Perfectionism is about avoiding feelings of shame and inadequacy. By being perfect, you have permission to not feel bad about yourself. However, you never quite feel good about yourself.
As a perfectionist you aren’t trying to achieve something great by avoid the negative feeling of being anything less than perfect.
Every mistake, no matter how small, and every little imperfection, no matter how irrelevant, all drag my self-confidence down. I’m a perfectionist. That means that even though I’m living a successful life, I see myself as a failure. When I look in the mirror, I see a mess. A hopeless case. Someone who’s lost. A failure. Even though I’m none of those things. But I’m not perfect, so I must be a failure.
A perfectionist can enjoy a few perks. Many people admire perfectionists. However, the disadvantages usually aren’t worth it.
Being a perfectionist has several disadvantages:
- You waste a lot of time. Some things don’t require a high level of attention. To spend more time than necessary is a waste of an important resource: your time. If success is important to you, allocating your time wisely is an important consideration.

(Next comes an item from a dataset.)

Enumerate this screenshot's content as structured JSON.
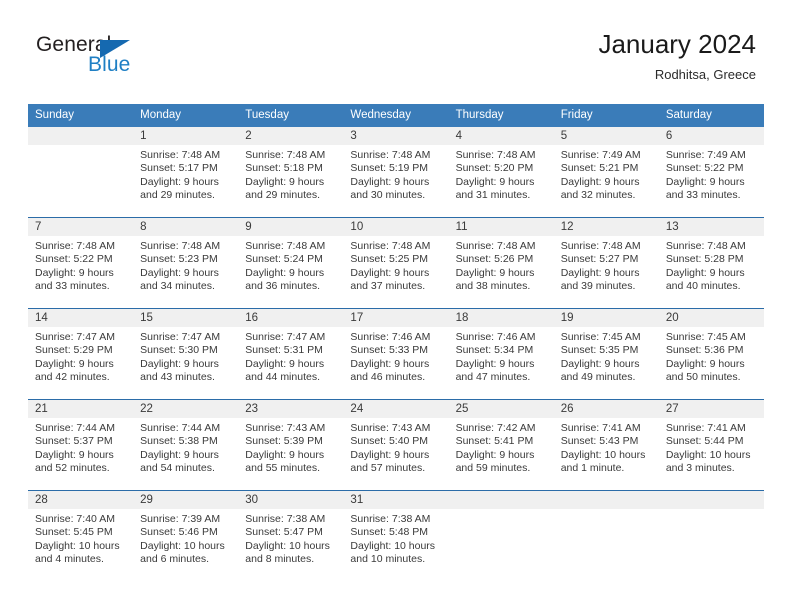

- It creates a lot of stress. When there’s only one way to be successful at something, there’s no room for error. Perfectionists aren’t happy people. There’s a constant anxiety that can can’t be completely satisfied.
- You lose sight of the big picture. Bogging yourself down with trivial details can limit your awareness of the bigger objective.
- You’re never happy with your results. You might be satisfied, but you’re never happy.
Being a perfectionist limits your efficiency and effectiveness. There are signs that many perfectionists share.
Signs to Be Aware Of
Decide if you’re trying to be too perfect:
1) You take things too far. No matter what you do, you take it to the limit. Everything has to be done as well as possible, whether it’s folding the laundry, parking the car, or doing something more meaningful.
2) You long for your school days. School is perfect for perfectionists. The competition isn’t too great on the average, and your achievements are witnessed by all. Your work is also clearly judged quantitatively. You know exactly where you stand.
3) You’re judgemental of others. Your standards of acceptability are so high that no one can consistently achieve them. If you find yourself with less friends than you’d like, your commitment to be perfect might be the primary cause.
4) You’re too hard on yourself. By the same token, you can’t live up to your expectations either. This leads to feelings of disappointment and shame. Are you more successful than most of the people you know, but less pleased with yourself than they are with themselves? Do you find it hard to be proud of yourself?
- Do you feel happy and proud when you’re successful, or do you merely feel a sense of relief?
5) You procrastinate excessively. The need to be perfect creates anxiety and makes it hard to get started. You know you’re in for a lot of work and self-induced drama. Under those circumstances, anyone would be hesitant to get started!
What Can You Do if You’re a Perfectionist?
Try these techniques
Determine how much time is reasonable for completing the task. Ask a successful friend how long she would spend, and limit yourself to that amount of time. You’ll soon learn what’s reasonable.
Stay focused on the most important activities. Perfectionists spend too much time on minor details. Ask yourself which activities will yield the most results for the time spent.
Learn to accept being less than perfect. Notice that no one else cares if something is less than perfect. You don’t need to beat everyone. Strive to attain a high level of quality with a reasonable amount of effort and time.
If you’re a perfectionist, ask yourself why. What do you gain? What does it cost you? Do you take pleasure from being perfect? How do you feel when you’re less than perfect?
Have you discovered that you’re a perfectionist? Each day practice doing something well, but not perfect. It may take a while, but soon enough, you’ll be enjoying the benefits of excellence rather than the disadvantages of perfectionism.